A life devoted to reasearch(1938-2015)
Suniti Solomon nee Suniti Gaitonde was an Indian physician and microbiologist who lived and worked in Chennai, and is credited with the diagnosis of the first known case of AIDS in India in Madras (now Chennai). Her pioneering work in the field of AIDS research and prevention led her to establish the Y.R.Gaitonde Centre for AIDS Research and Education, an organisation she nurtured till she passed away on 28 July 2015, in Chennai.
Born into a Maharashtrian family in Chennai, Suniti had professed an interest in medicine at an early age, and trained in pathology at the renowned Madras Medical College and also in countries like the UK, USA and Australia where she had emigrated after her marriage to the famous cardiac surgeon, the late Dr. Solomon Victor. The doctor couple returned to India as they felt that their services were needed more in their homeland. On return to Chennai she secured a PhD in Microbiology and joined the faculty of the Institute of Microbiology at the Madras Medical College and worked her way up to become a professor. She had earlier worked as Junior Physician in the renowned King’s College in London, gaining valuable experience in an elite institution. While at the Madras Medical College she had been taking a keen interest in literature revolving around the clinical description of AIDS, the discovery of HIV in 1983, and in 1986 conducted tests on a hundred female sex workers, of whom six had tested positive for HIV. She then sent the samples to the John Hopkins in Baltimore which confirmed the findings. This discovery became the first HIV documentation in India.
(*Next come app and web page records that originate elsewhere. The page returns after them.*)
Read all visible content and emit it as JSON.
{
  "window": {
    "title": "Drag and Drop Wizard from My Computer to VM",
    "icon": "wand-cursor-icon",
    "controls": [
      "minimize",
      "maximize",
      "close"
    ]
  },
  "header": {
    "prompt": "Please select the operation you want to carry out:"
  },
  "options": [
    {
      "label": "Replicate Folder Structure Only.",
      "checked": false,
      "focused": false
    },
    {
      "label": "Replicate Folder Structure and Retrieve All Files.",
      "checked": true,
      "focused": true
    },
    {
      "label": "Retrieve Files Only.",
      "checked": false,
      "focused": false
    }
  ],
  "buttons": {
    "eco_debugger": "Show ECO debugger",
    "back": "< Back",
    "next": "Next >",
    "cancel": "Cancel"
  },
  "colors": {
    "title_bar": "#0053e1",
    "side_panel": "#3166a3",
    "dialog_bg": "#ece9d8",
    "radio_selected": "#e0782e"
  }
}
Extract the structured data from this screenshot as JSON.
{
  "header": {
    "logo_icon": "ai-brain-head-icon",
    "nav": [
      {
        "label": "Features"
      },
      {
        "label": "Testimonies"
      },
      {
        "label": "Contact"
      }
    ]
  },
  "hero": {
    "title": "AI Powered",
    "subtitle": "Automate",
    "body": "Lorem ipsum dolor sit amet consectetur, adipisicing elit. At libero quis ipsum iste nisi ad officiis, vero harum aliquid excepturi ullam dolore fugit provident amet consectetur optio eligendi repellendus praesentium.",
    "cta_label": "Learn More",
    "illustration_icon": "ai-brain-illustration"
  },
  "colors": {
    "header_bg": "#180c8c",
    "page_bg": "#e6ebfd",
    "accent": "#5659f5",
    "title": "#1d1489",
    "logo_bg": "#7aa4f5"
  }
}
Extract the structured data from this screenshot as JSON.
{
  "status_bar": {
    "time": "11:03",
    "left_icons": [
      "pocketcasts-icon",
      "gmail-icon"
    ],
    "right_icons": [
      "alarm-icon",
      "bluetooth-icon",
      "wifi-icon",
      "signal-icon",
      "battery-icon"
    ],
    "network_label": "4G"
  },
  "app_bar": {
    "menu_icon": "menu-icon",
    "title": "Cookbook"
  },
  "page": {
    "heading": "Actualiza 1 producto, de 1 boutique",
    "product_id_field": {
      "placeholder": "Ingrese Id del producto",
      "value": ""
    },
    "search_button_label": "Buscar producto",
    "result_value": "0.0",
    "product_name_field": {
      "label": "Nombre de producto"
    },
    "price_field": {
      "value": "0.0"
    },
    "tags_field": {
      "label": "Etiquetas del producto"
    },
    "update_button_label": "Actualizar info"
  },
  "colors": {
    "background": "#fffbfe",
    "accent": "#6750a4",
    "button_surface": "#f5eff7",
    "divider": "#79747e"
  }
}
Thereafter, Dr Suniti dedicated her life to working on HIV/AIDS research, treatment and awareness much against the wishes of her well-wishers and even her husband who did his best to dissuade her from pursuing her quest as she had to deal with hundreds of infected men and women, many of whom were part of the gay community. Many of her contemporaries too had reservations when it came to treating HIV/AIDS patients. Undeterred she strove hard to remove the stigma attached to the disease as sufferers were generally shunned and ostracised by society. Suniti even observed that it was the stigma and discrimination against the disease that killed more people than the disease itself. She soon set up the first ever AIDS resource group at the Madras Medical College and ran various AIDS research and social awareness programmes.
In 1983 she set up the Y.R. Gaitonde Centre of AIDS Research and Education, one of the earliest centres in the country devoted exclusively to voluntary HIV counseling and testing. Among other things, the centre was also involved in assessing the significant factors that weighed in slowing down the spread of the HIV epidemic and in imparting training and education to other doctors and students about HIV and its treatment.
Dr. Suniti served as the President of the AIDS society of India and collaborated in studies on the disease at an international level, presented a number of papers at seminars and conferences, and also participated at a multi-country HIV/STD prevention trial at the US National Institute of Mental Health. She was also a part of the HIV Prevention Trials Network run by the US National Institute of Allergy and Infectious diseases.
Dr. Suniti Solomon, who was conferred the National Woman Bio-Scientist award was also the recipient of a Padma Shri awarded to her by the Indian government posthumously. Her son Sunil Solomon serves as an epidemiologist at the John Hopkins University in Baltimore. Dr. Suniti who was active even in her seventies, was diagnosed with pancreatic cancer a couple of months before her death on 28 July 2015. She has left behind a rich legacy in the form of her phenomenal research work on HIV/AIDS and her services in the field and an indomitable spirit, which will serve as a beacon light to the medical fraternity for all time to come.